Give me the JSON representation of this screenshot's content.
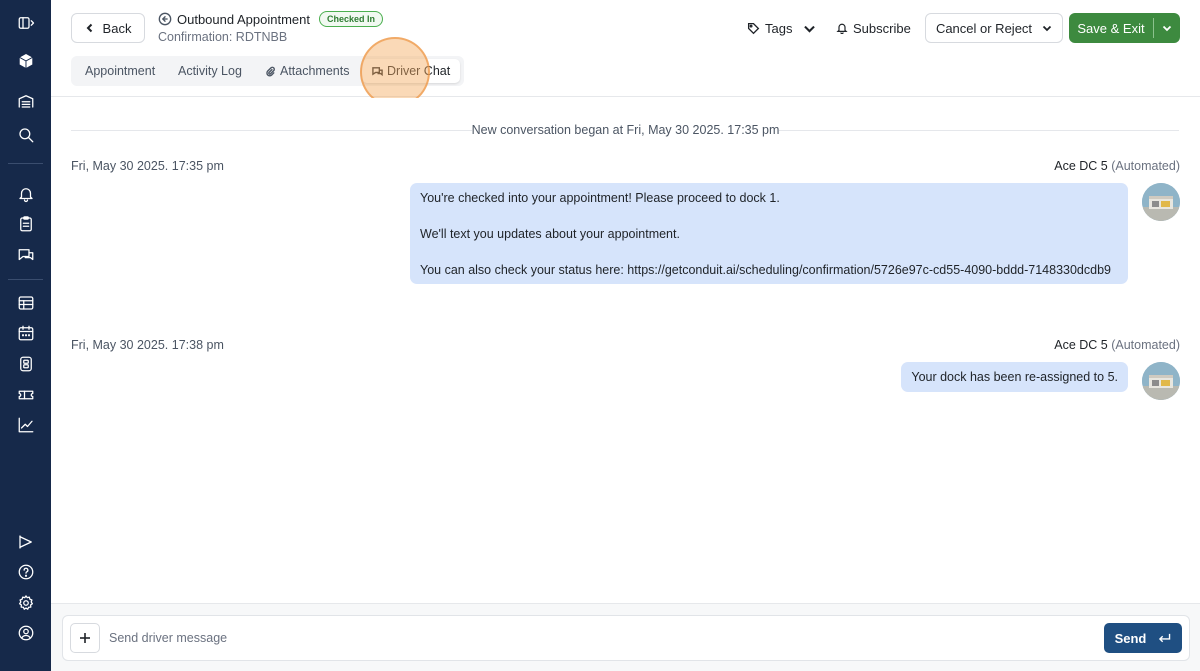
{
  "header": {
    "back_label": "Back",
    "title": "Outbound Appointment",
    "status_badge": "Checked In",
    "confirmation": "Confirmation: RDTNBB",
    "tags_label": "Tags",
    "subscribe_label": "Subscribe",
    "cancel_label": "Cancel or Reject",
    "save_label": "Save & Exit"
  },
  "tabs": [
    {
      "label": "Appointment"
    },
    {
      "label": "Activity Log"
    },
    {
      "label": "Attachments"
    },
    {
      "label": "Driver Chat",
      "active": true
    }
  ],
  "chat": {
    "conversation_start": "New conversation began at Fri, May 30 2025. 17:35 pm",
    "messages": [
      {
        "timestamp": "Fri, May 30 2025. 17:35 pm",
        "sender": "Ace DC 5",
        "sender_tag": "(Automated)",
        "lines": [
          "You're checked into your appointment! Please proceed to dock 1.",
          "We'll text you updates about your appointment.",
          "You can also check your status here: https://getconduit.ai/scheduling/confirmation/5726e97c-cd55-4090-bddd-7148330dcdb9"
        ]
      },
      {
        "timestamp": "Fri, May 30 2025. 17:38 pm",
        "sender": "Ace DC 5",
        "sender_tag": "(Automated)",
        "lines": [
          "Your dock has been re-assigned to 5."
        ]
      }
    ]
  },
  "composer": {
    "placeholder": "Send driver message",
    "value": "",
    "send_label": "Send"
  },
  "colors": {
    "sidebar_bg": "#16294a",
    "save_green": "#3d8a3f",
    "send_blue": "#1f4f82",
    "bubble_bg": "#d6e4fb",
    "badge_green": "#2e7d32"
  },
  "sidebar_icons": [
    "sidebar-toggle-icon",
    "cube-logo-icon",
    "warehouse-icon",
    "search-icon",
    "bell-icon",
    "clipboard-icon",
    "chat-icon",
    "dock-list-icon",
    "calendar-icon",
    "yard-icon",
    "ticket-icon",
    "analytics-icon",
    "send-feedback-icon",
    "help-icon",
    "settings-icon",
    "account-icon"
  ]
}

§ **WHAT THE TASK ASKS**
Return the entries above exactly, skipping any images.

§ **PROBLEM SOLUTION**
Give me the JSON representation of this screenshot's content.
{
  "header": {
    "back_label": "Back",
    "title": "Outbound Appointment",
    "status_badge": "Checked In",
    "confirmation": "Confirmation: RDTNBB",
    "tags_label": "Tags",
    "subscribe_label": "Subscribe",
    "cancel_label": "Cancel or Reject",
    "save_label": "Save & Exit"
  },
  "tabs": [
    {
      "label": "Appointment"
    },
    {
      "label": "Activity Log"
    },
    {
      "label": "Attachments"
    },
    {
      "label": "Driver Chat",
      "active": true
    }
  ],
  "chat": {
    "conversation_start": "New conversation began at Fri, May 30 2025. 17:35 pm",
    "messages": [
      {
        "timestamp": "Fri, May 30 2025. 17:35 pm",
        "sender": "Ace DC 5",
        "sender_tag": "(Automated)",
        "lines": [
          "You're checked into your appointment! Please proceed to dock 1.",
          "We'll text you updates about your appointment.",
          "You can also check your status here: https://getconduit.ai/scheduling/confirmation/5726e97c-cd55-4090-bddd-7148330dcdb9"
        ]
      },
      {
        "timestamp": "Fri, May 30 2025. 17:38 pm",
        "sender": "Ace DC 5",
        "sender_tag": "(Automated)",
        "lines": [
          "Your dock has been re-assigned to 5."
        ]
      }
    ]
  },
  "composer": {
    "placeholder": "Send driver message",
    "value": "",
    "send_label": "Send"
  },
  "colors": {
    "sidebar_bg": "#16294a",
    "save_green": "#3d8a3f",
    "send_blue": "#1f4f82",
    "bubble_bg": "#d6e4fb",
    "badge_green": "#2e7d32"
  },
  "sidebar_icons": [
    "sidebar-toggle-icon",
    "cube-logo-icon",
    "warehouse-icon",
    "search-icon",
    "bell-icon",
    "clipboard-icon",
    "chat-icon",
    "dock-list-icon",
    "calendar-icon",
    "yard-icon",
    "ticket-icon",
    "analytics-icon",
    "send-feedback-icon",
    "help-icon",
    "settings-icon",
    "account-icon"
  ]
}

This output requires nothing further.